- Work order -
The entries that follow are to be duplicated in full, character for character.

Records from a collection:
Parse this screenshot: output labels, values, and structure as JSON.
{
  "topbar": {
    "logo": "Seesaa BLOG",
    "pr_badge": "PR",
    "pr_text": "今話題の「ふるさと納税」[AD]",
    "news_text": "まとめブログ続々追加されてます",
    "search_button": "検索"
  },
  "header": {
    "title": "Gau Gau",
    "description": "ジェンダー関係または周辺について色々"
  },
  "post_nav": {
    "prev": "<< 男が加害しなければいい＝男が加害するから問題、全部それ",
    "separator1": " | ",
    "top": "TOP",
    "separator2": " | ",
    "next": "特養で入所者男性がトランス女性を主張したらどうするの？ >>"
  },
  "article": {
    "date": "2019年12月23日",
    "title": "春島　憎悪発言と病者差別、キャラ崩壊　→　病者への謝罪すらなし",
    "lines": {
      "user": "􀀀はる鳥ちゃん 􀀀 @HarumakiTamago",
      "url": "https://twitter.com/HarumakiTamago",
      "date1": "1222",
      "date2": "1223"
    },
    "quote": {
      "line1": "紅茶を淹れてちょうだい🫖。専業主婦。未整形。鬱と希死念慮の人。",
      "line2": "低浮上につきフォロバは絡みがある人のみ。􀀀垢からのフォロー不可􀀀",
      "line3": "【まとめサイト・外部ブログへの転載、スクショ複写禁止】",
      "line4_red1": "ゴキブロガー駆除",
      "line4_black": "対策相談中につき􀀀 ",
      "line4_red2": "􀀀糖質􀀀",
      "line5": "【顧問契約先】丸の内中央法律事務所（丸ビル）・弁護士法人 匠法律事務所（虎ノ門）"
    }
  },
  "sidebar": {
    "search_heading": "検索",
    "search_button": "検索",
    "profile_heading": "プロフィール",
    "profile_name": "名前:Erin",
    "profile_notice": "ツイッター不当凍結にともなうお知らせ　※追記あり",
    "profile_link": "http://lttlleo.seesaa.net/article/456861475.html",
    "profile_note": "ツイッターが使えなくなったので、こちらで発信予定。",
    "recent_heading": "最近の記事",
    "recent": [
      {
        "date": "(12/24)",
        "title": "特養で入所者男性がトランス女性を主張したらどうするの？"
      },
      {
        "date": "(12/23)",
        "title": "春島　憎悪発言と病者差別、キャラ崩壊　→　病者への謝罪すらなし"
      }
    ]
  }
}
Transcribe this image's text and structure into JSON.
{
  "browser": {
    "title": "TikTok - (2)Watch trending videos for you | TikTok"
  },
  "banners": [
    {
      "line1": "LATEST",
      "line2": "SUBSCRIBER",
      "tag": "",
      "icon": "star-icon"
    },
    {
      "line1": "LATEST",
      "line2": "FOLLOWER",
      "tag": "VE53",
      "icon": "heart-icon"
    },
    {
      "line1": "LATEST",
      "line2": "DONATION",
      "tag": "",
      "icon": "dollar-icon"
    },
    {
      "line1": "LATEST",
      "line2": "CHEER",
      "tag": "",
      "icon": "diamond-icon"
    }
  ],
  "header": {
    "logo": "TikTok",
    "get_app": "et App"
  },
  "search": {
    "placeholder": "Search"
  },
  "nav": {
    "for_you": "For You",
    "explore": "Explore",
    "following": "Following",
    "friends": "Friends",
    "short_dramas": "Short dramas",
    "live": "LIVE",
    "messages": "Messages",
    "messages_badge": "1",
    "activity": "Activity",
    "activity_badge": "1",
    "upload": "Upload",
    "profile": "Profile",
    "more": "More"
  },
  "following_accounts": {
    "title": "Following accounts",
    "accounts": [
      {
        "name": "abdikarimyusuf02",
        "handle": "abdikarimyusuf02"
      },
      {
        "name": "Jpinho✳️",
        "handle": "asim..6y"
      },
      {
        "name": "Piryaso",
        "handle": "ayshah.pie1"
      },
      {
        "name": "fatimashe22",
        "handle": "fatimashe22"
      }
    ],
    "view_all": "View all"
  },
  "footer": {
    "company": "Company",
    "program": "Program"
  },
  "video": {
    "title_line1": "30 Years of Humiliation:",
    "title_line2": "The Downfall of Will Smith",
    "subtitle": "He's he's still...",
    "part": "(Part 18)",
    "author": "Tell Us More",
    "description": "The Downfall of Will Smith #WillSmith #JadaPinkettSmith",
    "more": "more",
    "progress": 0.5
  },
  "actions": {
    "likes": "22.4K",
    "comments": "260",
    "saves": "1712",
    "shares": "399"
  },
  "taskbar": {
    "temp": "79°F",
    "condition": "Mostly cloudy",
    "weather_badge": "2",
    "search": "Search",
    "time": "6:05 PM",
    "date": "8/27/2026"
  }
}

- Answer to this problem -
Parse this screenshot: output labels, values, and structure as JSON.
{
  "topbar": {
    "logo": "Seesaa BLOG",
    "pr_badge": "PR",
    "pr_text": "今話題の「ふるさと納税」[AD]",
    "news_text": "まとめブログ続々追加されてます",
    "search_button": "検索"
  },
  "header": {
    "title": "Gau Gau",
    "description": "ジェンダー関係または周辺について色々"
  },
  "post_nav": {
    "prev": "<< 男が加害しなければいい＝男が加害するから問題、全部それ",
    "separator1": " | ",
    "top": "TOP",
    "separator2": " | ",
    "next": "特養で入所者男性がトランス女性を主張したらどうするの？ >>"
  },
  "article": {
    "date": "2019年12月23日",
    "title": "春島　憎悪発言と病者差別、キャラ崩壊　→　病者への謝罪すらなし",
    "lines": {
      "user": "􀀀はる鳥ちゃん 􀀀 @HarumakiTamago",
      "url": "https://twitter.com/HarumakiTamago",
      "date1": "1222",
      "date2": "1223"
    },
    "quote": {
      "line1": "紅茶を淹れてちょうだい🫖。専業主婦。未整形。鬱と希死念慮の人。",
      "line2": "低浮上につきフォロバは絡みがある人のみ。􀀀垢からのフォロー不可􀀀",
      "line3": "【まとめサイト・外部ブログへの転載、スクショ複写禁止】",
      "line4_red1": "ゴキブロガー駆除",
      "line4_black": "対策相談中につき􀀀 ",
      "line4_red2": "􀀀糖質􀀀",
      "line5": "【顧問契約先】丸の内中央法律事務所（丸ビル）・弁護士法人 匠法律事務所（虎ノ門）"
    }
  },
  "sidebar": {
    "search_heading": "検索",
    "search_button": "検索",
    "profile_heading": "プロフィール",
    "profile_name": "名前:Erin",
    "profile_notice": "ツイッター不当凍結にともなうお知らせ　※追記あり",
    "profile_link": "http://lttlleo.seesaa.net/article/456861475.html",
    "profile_note": "ツイッターが使えなくなったので、こちらで発信予定。",
    "recent_heading": "最近の記事",
    "recent": [
      {
        "date": "(12/24)",
        "title": "特養で入所者男性がトランス女性を主張したらどうするの？"
      },
      {
        "date": "(12/23)",
        "title": "春島　憎悪発言と病者差別、キャラ崩壊　→　病者への謝罪すらなし"
      }
    ]
  }
}
Transcribe this image's text and structure into JSON.
{
  "browser": {
    "title": "TikTok - (2)Watch trending videos for you | TikTok"
  },
  "banners": [
    {
      "line1": "LATEST",
      "line2": "SUBSCRIBER",
      "tag": "",
      "icon": "star-icon"
    },
    {
      "line1": "LATEST",
      "line2": "FOLLOWER",
      "tag": "VE53",
      "icon": "heart-icon"
    },
    {
      "line1": "LATEST",
      "line2": "DONATION",
      "tag": "",
      "icon": "dollar-icon"
    },
    {
      "line1": "LATEST",
      "line2": "CHEER",
      "tag": "",
      "icon": "diamond-icon"
    }
  ],
  "header": {
    "logo": "TikTok",
    "get_app": "et App"
  },
  "search": {
    "placeholder": "Search"
  },
  "nav": {
    "for_you": "For You",
    "explore": "Explore",
    "following": "Following",
    "friends": "Friends",
    "short_dramas": "Short dramas",
    "live": "LIVE",
    "messages": "Messages",
    "messages_badge": "1",
    "activity": "Activity",
    "activity_badge": "1",
    "upload": "Upload",
    "profile": "Profile",
    "more": "More"
  },
  "following_accounts": {
    "title": "Following accounts",
    "accounts": [
      {
        "name": "abdikarimyusuf02",
        "handle": "abdikarimyusuf02"
      },
      {
        "name": "Jpinho✳️",
        "handle": "asim..6y"
      },
      {
        "name": "Piryaso",
        "handle": "ayshah.pie1"
      },
      {
        "name": "fatimashe22",
        "handle": "fatimashe22"
      }
    ],
    "view_all": "View all"
  },
  "footer": {
    "company": "Company",
    "program": "Program"
  },
  "video": {
    "title_line1": "30 Years of Humiliation:",
    "title_line2": "The Downfall of Will Smith",
    "subtitle": "He's he's still...",
    "part": "(Part 18)",
    "author": "Tell Us More",
    "description": "The Downfall of Will Smith #WillSmith #JadaPinkettSmith",
    "more": "more",
    "progress": 0.5
  },
  "actions": {
    "likes": "22.4K",
    "comments": "260",
    "saves": "1712",
    "shares": "399"
  },
  "taskbar": {
    "temp": "79°F",
    "condition": "Mostly cloudy",
    "weather_badge": "2",
    "search": "Search",
    "time": "6:05 PM",
    "date": "8/27/2026"
  }
}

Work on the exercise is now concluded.